Pavel Gubarev, the self-proclaimed governor of the Donetsk People’s Republic, told a rally in the city: “We will begin a real partisan war around the whole perimeter of Donetsk. We will drown these wretches (the Ukrainian Army) in blood.” That is standard morale-raising rhetoric in the wake of a military collapse – or, as the rebels call it, a “tactical retreat”.
But Igor Strelkov, the military commander of the rebels in Donetsk province, made a truly revealing comment. Pleading for Russian military intervention on July 3 – five days before his paramilitary forces abandoned Sloviansk, Kramatorsk and other rebel strongholds in the north of the province – he warned Moscow his troops were “losing the will to fight”.

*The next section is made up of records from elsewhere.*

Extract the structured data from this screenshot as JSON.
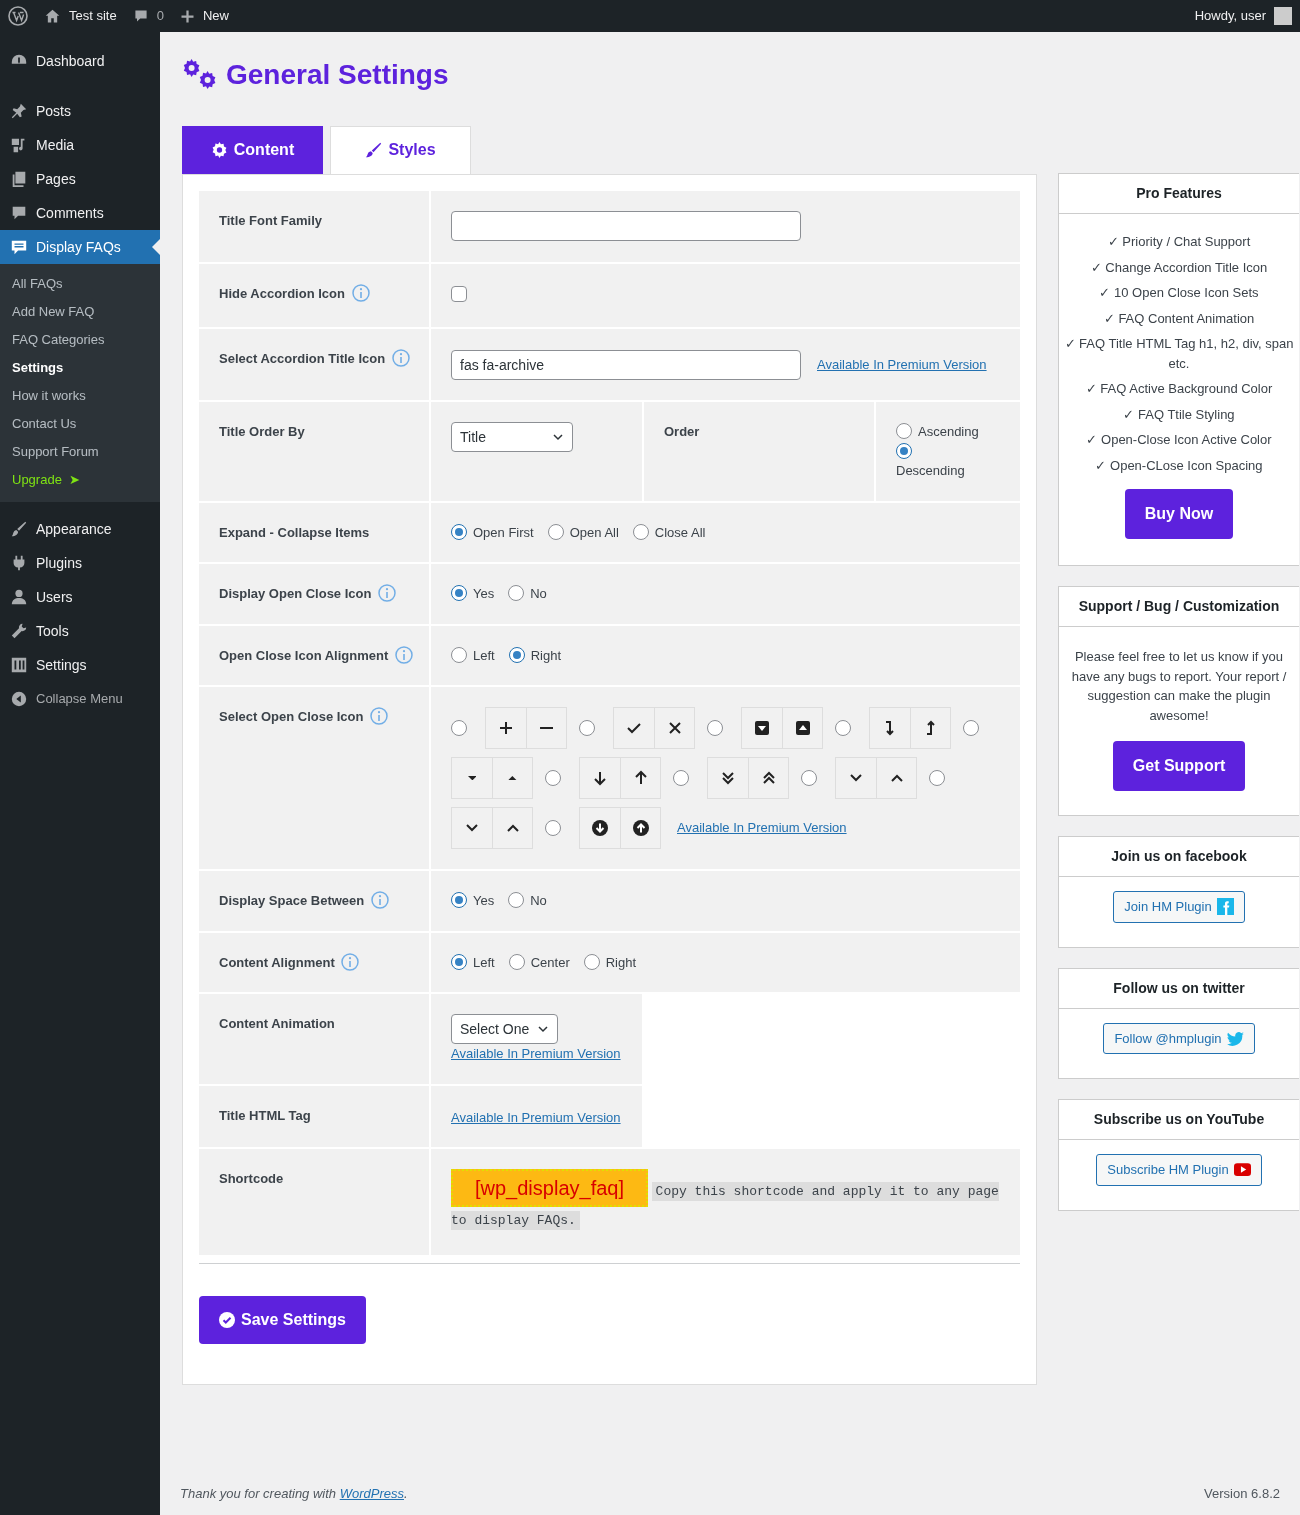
{
  "admin_bar": {
    "site": "Test site",
    "comments": "0",
    "new": "New",
    "greeting": "Howdy, user"
  },
  "sidebar": {
    "items": [
      {
        "label": "Dashboard",
        "kind": "dashboard",
        "selected": false
      },
      {
        "label": "Posts",
        "kind": "posts",
        "selected": false
      },
      {
        "label": "Media",
        "kind": "media",
        "selected": false
      },
      {
        "label": "Pages",
        "kind": "pages",
        "selected": false
      },
      {
        "label": "Comments",
        "kind": "comments",
        "selected": false
      },
      {
        "label": "Display FAQs",
        "kind": "faq",
        "selected": true,
        "children": [
          {
            "label": "All FAQs",
            "selected": false
          },
          {
            "label": "Add New FAQ",
            "selected": false
          },
          {
            "label": "FAQ Categories",
            "selected": false
          },
          {
            "label": "Settings",
            "selected": true
          },
          {
            "label": "How it works",
            "selected": false
          },
          {
            "label": "Contact Us",
            "selected": false
          },
          {
            "label": "Support Forum",
            "selected": false
          },
          {
            "label": "Upgrade",
            "selected": false,
            "kind": "upgrade",
            "suffix": "➤"
          }
        ]
      },
      {
        "label": "Appearance",
        "kind": "appearance",
        "selected": false
      },
      {
        "label": "Plugins",
        "kind": "plugins",
        "selected": false
      },
      {
        "label": "Users",
        "kind": "users",
        "selected": false
      },
      {
        "label": "Tools",
        "kind": "tools",
        "selected": false
      },
      {
        "label": "Settings",
        "kind": "settings",
        "selected": false
      },
      {
        "label": "Collapse Menu",
        "kind": "collapse",
        "selected": false
      }
    ]
  },
  "page_title": "General Settings",
  "tabs": [
    {
      "label": "Content",
      "kind": "gear",
      "selected": true
    },
    {
      "label": "Styles",
      "kind": "brush",
      "selected": false
    }
  ],
  "settings": [
    {
      "label": "Title Font Family",
      "info": false,
      "kind": "text"
    },
    {
      "label": "Hide Accordion Icon",
      "info": true,
      "kind": "checkbox",
      "checked": false
    },
    {
      "label": "Select Accordion Title Icon",
      "info": true,
      "kind": "text",
      "value": "fas fa-archive",
      "link": "Available In Premium Version"
    },
    {
      "label": "Title Order By",
      "info": false,
      "kind": "order",
      "select": "Title",
      "order_label": "Order",
      "options": [
        {
          "label": "Ascending",
          "selected": false
        },
        {
          "label": "Descending",
          "selected": true
        }
      ]
    },
    {
      "label": "Expand - Collapse Items",
      "info": false,
      "kind": "radios",
      "options": [
        {
          "label": "Open First",
          "selected": true
        },
        {
          "label": "Open All",
          "selected": false
        },
        {
          "label": "Close All",
          "selected": false
        }
      ]
    },
    {
      "label": "Display Open Close Icon",
      "info": true,
      "kind": "radios",
      "options": [
        {
          "label": "Yes",
          "selected": true
        },
        {
          "label": "No",
          "selected": false
        }
      ]
    },
    {
      "label": "Open Close Icon Alignment",
      "info": true,
      "kind": "radios",
      "options": [
        {
          "label": "Left",
          "selected": false
        },
        {
          "label": "Right",
          "selected": true
        }
      ]
    },
    {
      "label": "Select Open Close Icon",
      "info": true,
      "kind": "icon_sets",
      "link": "Available In Premium Version",
      "sets": [
        {
          "kind": "plus-minus",
          "selected": false
        },
        {
          "kind": "check-times",
          "selected": false
        },
        {
          "kind": "caret-square",
          "selected": false
        },
        {
          "kind": "level",
          "selected": false
        },
        {
          "kind": "caret",
          "selected": false
        },
        {
          "kind": "arrow",
          "selected": false
        },
        {
          "kind": "double-chevron",
          "selected": false
        },
        {
          "kind": "chevron",
          "selected": false
        },
        {
          "kind": "chevron",
          "selected": false
        },
        {
          "kind": "arrow-circle",
          "selected": false
        }
      ]
    },
    {
      "label": "Display Space Between",
      "info": true,
      "kind": "radios",
      "options": [
        {
          "label": "Yes",
          "selected": true
        },
        {
          "label": "No",
          "selected": false
        }
      ]
    },
    {
      "label": "Content Alignment",
      "info": true,
      "kind": "radios",
      "options": [
        {
          "label": "Left",
          "selected": true
        },
        {
          "label": "Center",
          "selected": false
        },
        {
          "label": "Right",
          "selected": false
        }
      ]
    },
    {
      "label": "Content Animation",
      "info": false,
      "kind": "select",
      "select": "Select One",
      "link": "Available In Premium Version"
    },
    {
      "label": "Title HTML Tag",
      "info": false,
      "kind": "link",
      "link": "Available In Premium Version"
    },
    {
      "label": "Shortcode",
      "info": false,
      "kind": "shortcode",
      "code": "[wp_display_faq]",
      "note": "Copy this shortcode and apply it to any page to display FAQs."
    }
  ],
  "save_button": "Save Settings",
  "cards": [
    {
      "title": "Pro Features",
      "kind": "features",
      "items": [
        "✓ Priority / Chat Support",
        "✓ Change Accordion Title Icon",
        "✓ 10 Open Close Icon Sets",
        "✓ FAQ Content Animation",
        "✓ FAQ Title HTML Tag h1, h2, div, span etc.",
        "✓ FAQ Active Background Color",
        "✓ FAQ Ttile Styling",
        "✓ Open-Close Icon Active Color",
        "✓ Open-CLose Icon Spacing"
      ],
      "button": "Buy Now"
    },
    {
      "title": "Support / Bug / Customization",
      "kind": "support",
      "text": "Please feel free to let us know if you have any bugs to report. Your report / suggestion can make the plugin awesome!",
      "button": "Get Support"
    },
    {
      "title": "Join us on facebook",
      "kind": "facebook",
      "button": "Join HM Plugin"
    },
    {
      "title": "Follow us on twitter",
      "kind": "twitter",
      "button": "Follow @hmplugin"
    },
    {
      "title": "Subscribe us on YouTube",
      "kind": "youtube",
      "button": "Subscribe HM Plugin"
    }
  ],
  "footer": {
    "text": "Thank you for creating with ",
    "link": "WordPress",
    "after": ".",
    "version": "Version 6.8.2"
  }
}
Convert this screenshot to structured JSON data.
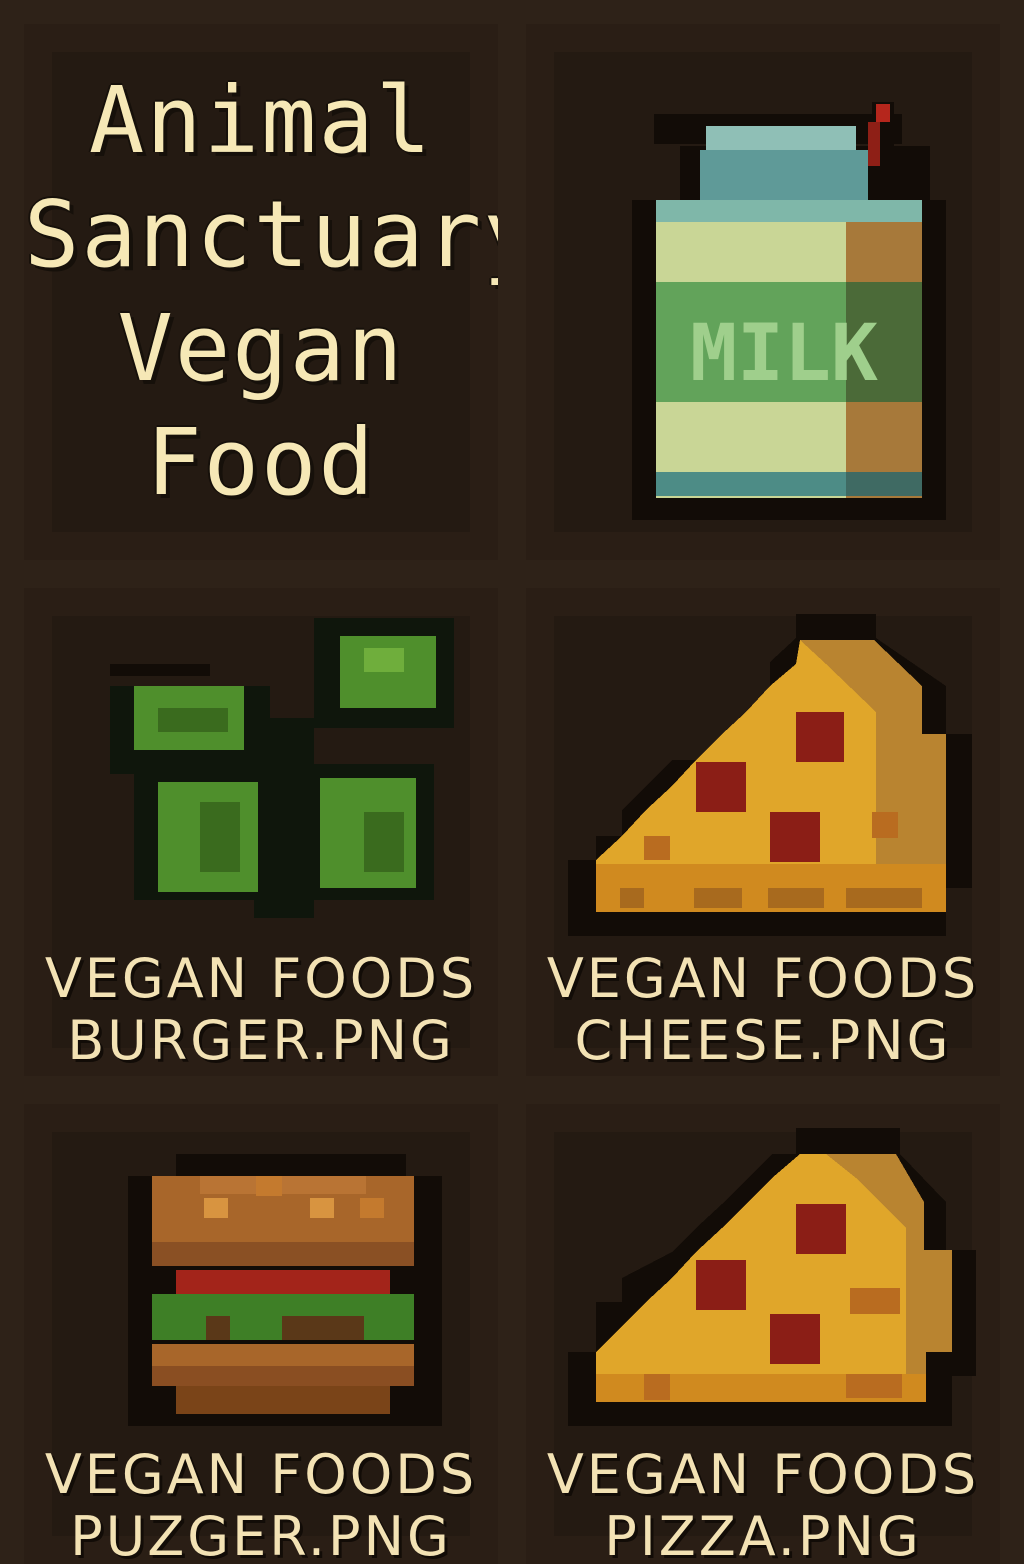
{
  "title": {
    "line1": "Animal",
    "line2": "Sanctuary",
    "line3": "Vegan",
    "line4": "Food"
  },
  "tiles": {
    "milk": {
      "label_text": "MILK",
      "icon": "milk-carton-icon"
    },
    "greens": {
      "icon": "leafy-greens-icon",
      "caption_line1": "VEGAN FOODS",
      "caption_line2": "BURGER.PNG"
    },
    "cheese": {
      "icon": "cheese-wedge-icon",
      "caption_line1": "VEGAN FOODS",
      "caption_line2": "CHEESE.PNG"
    },
    "burger": {
      "icon": "burger-icon",
      "caption_line1": "VEGAN FOODS",
      "caption_line2": "PUZGER.PNG"
    },
    "pizza": {
      "icon": "pizza-slice-icon",
      "caption_line1": "VEGAN FOODS",
      "caption_line2": "PIZZA.PNG"
    }
  },
  "colors": {
    "background": "#2e2218",
    "cell": "#241a12",
    "text": "#f6e8b6",
    "outline": "#120c07"
  }
}
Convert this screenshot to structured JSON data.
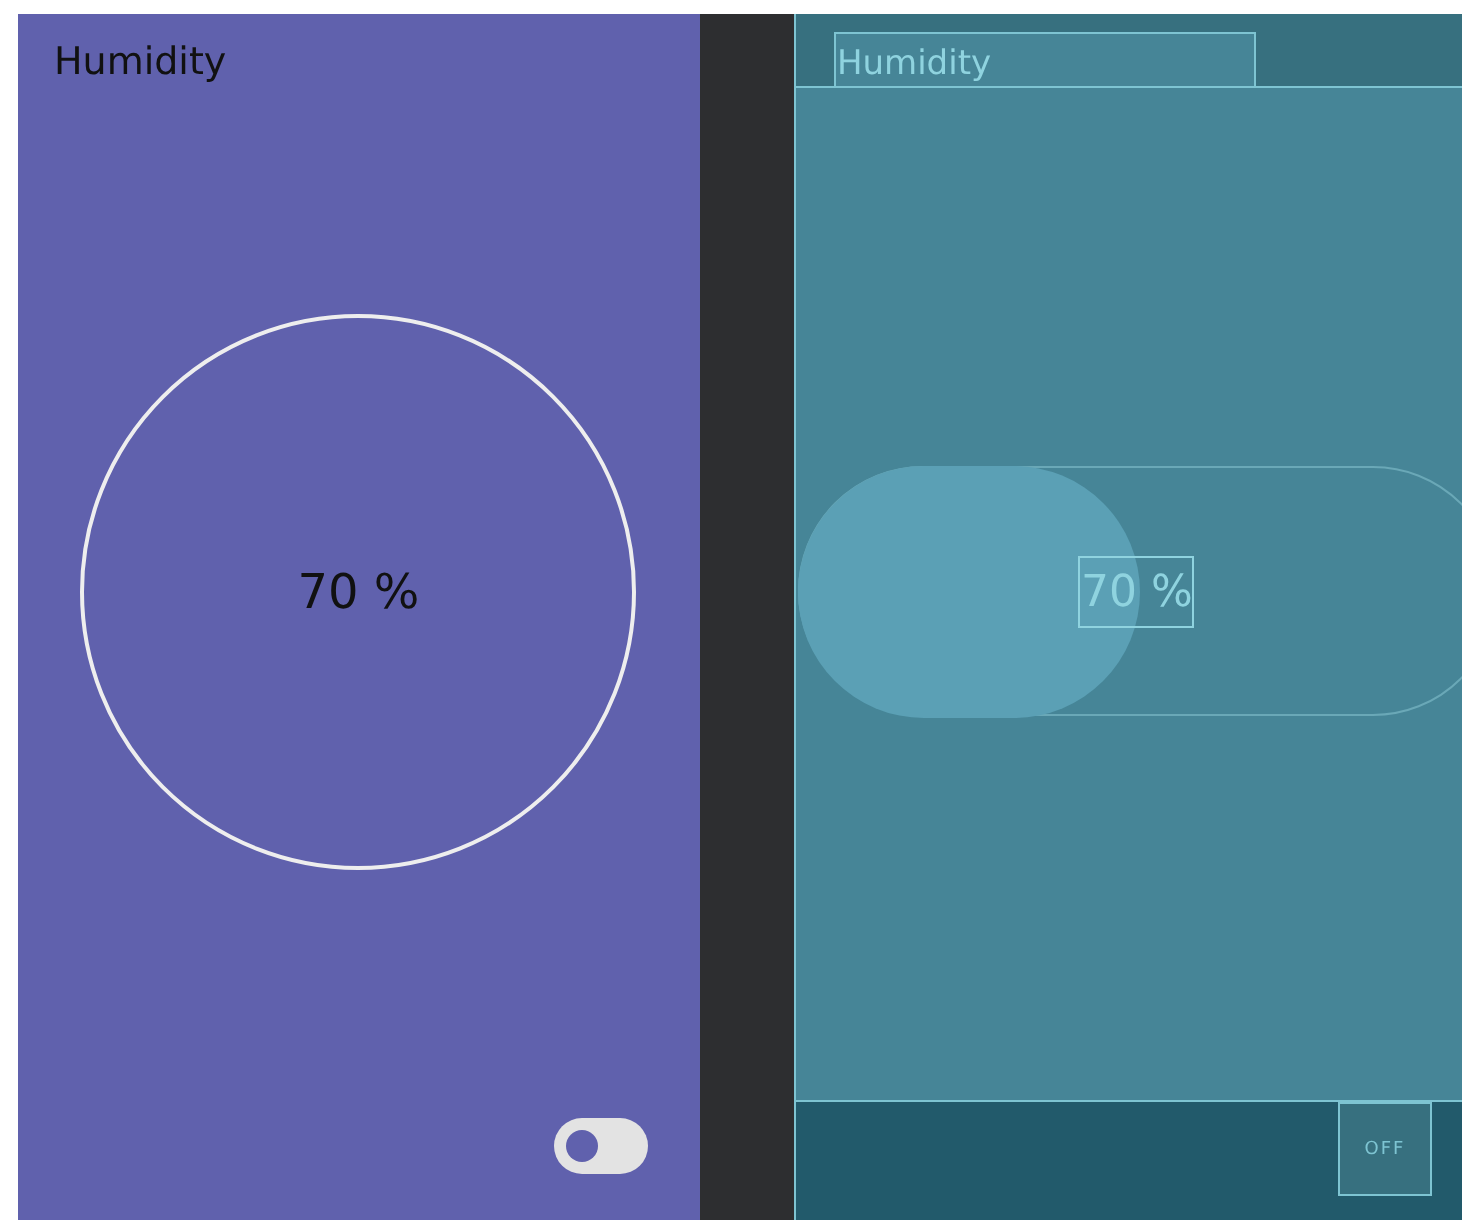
{
  "design": {
    "title": "Humidity",
    "reading": "70 %",
    "switch": {
      "on": false
    }
  },
  "blueprint": {
    "title": "Humidity",
    "reading": "70 %",
    "switch": {
      "label": "OFF",
      "on": false
    }
  }
}
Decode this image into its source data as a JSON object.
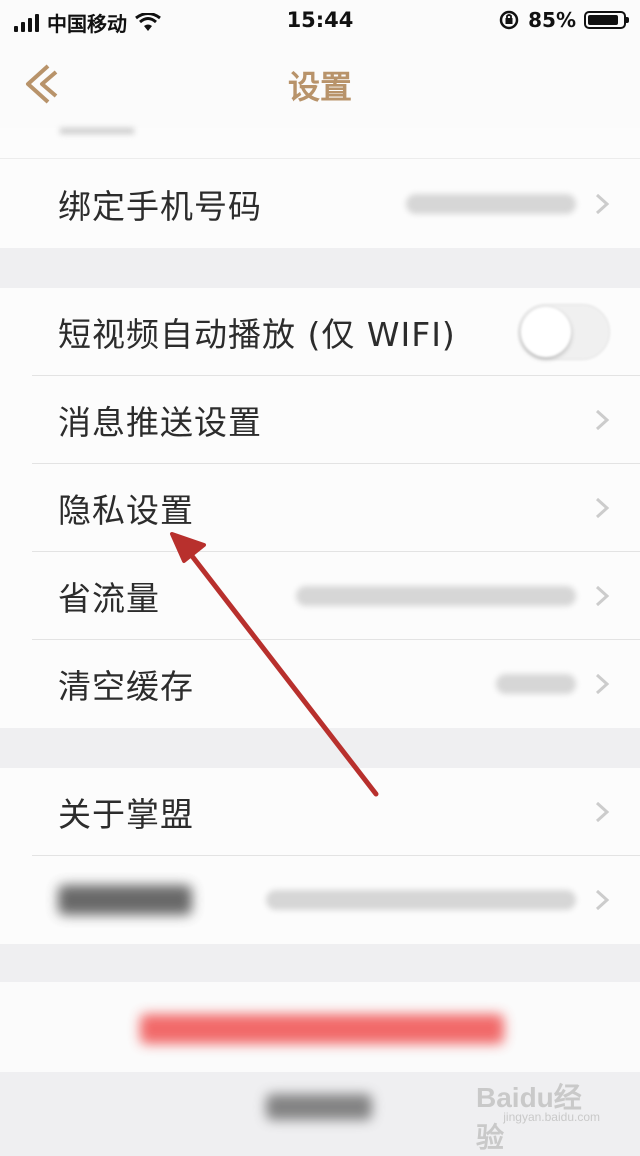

A military commander will never admit such a thing unless his situation is desperate. How desperate became clear on Tuesday last week when Strelkov’s troops all headed south for the relative safety of Donetsk city.
The Ukrainian Army had been shelling them in Sloviansk, but there was no major Ukrainian offensive. The rebel fighters just started pulling out of the city – and those in other rebel-held northern towns followed suit. Strelkov (who is actually a Russian citizen named Igor Girkin) was left scrambling to explain what was happening in terms that made military sense – and he did the best he could.
This may be telling President Poroshenko what he most wants to know: whether or not this week’s events really constitute a “turning point” in the military conflict in eastern Ukraine. The answer appears to be “yes”. The morale of Strelkov’s troops is cracking, as they realise the motherland is not going to send its army into eastern Ukraine to help them out.
There never was mass support for the pro-Russian “revolution” in Donetsk and Luhansk provinces. Most people there speak Russian and were worried about where the real revolution in Kiev was taking the country even before Russian propaganda started telling them that “fascists” had seized control of the country. But they didn’t actually want to join Russia.
There were no huge crowds when pro-Russian rebels seized power in the east. Heavily armed groups of masked men just appeared in the streets and took over, declaring they were creating revolutionary regimes to save the people from the “fascists” in Kiev.
Civilians in the east were sufficiently worried about the intentions of the new government in Kiev that they did not come out on the streets to oppose this armed takeover – but they didn’t come out in large numbers to support it either.
So, at the risk of tempting fate, a prediction: the fighting in eastern Ukraine will not go on for months more. The rebel forces will quickly melt away. And President Vladimir Putin has managed to turn Russia’s biggest European neighbour into a permanent enemy.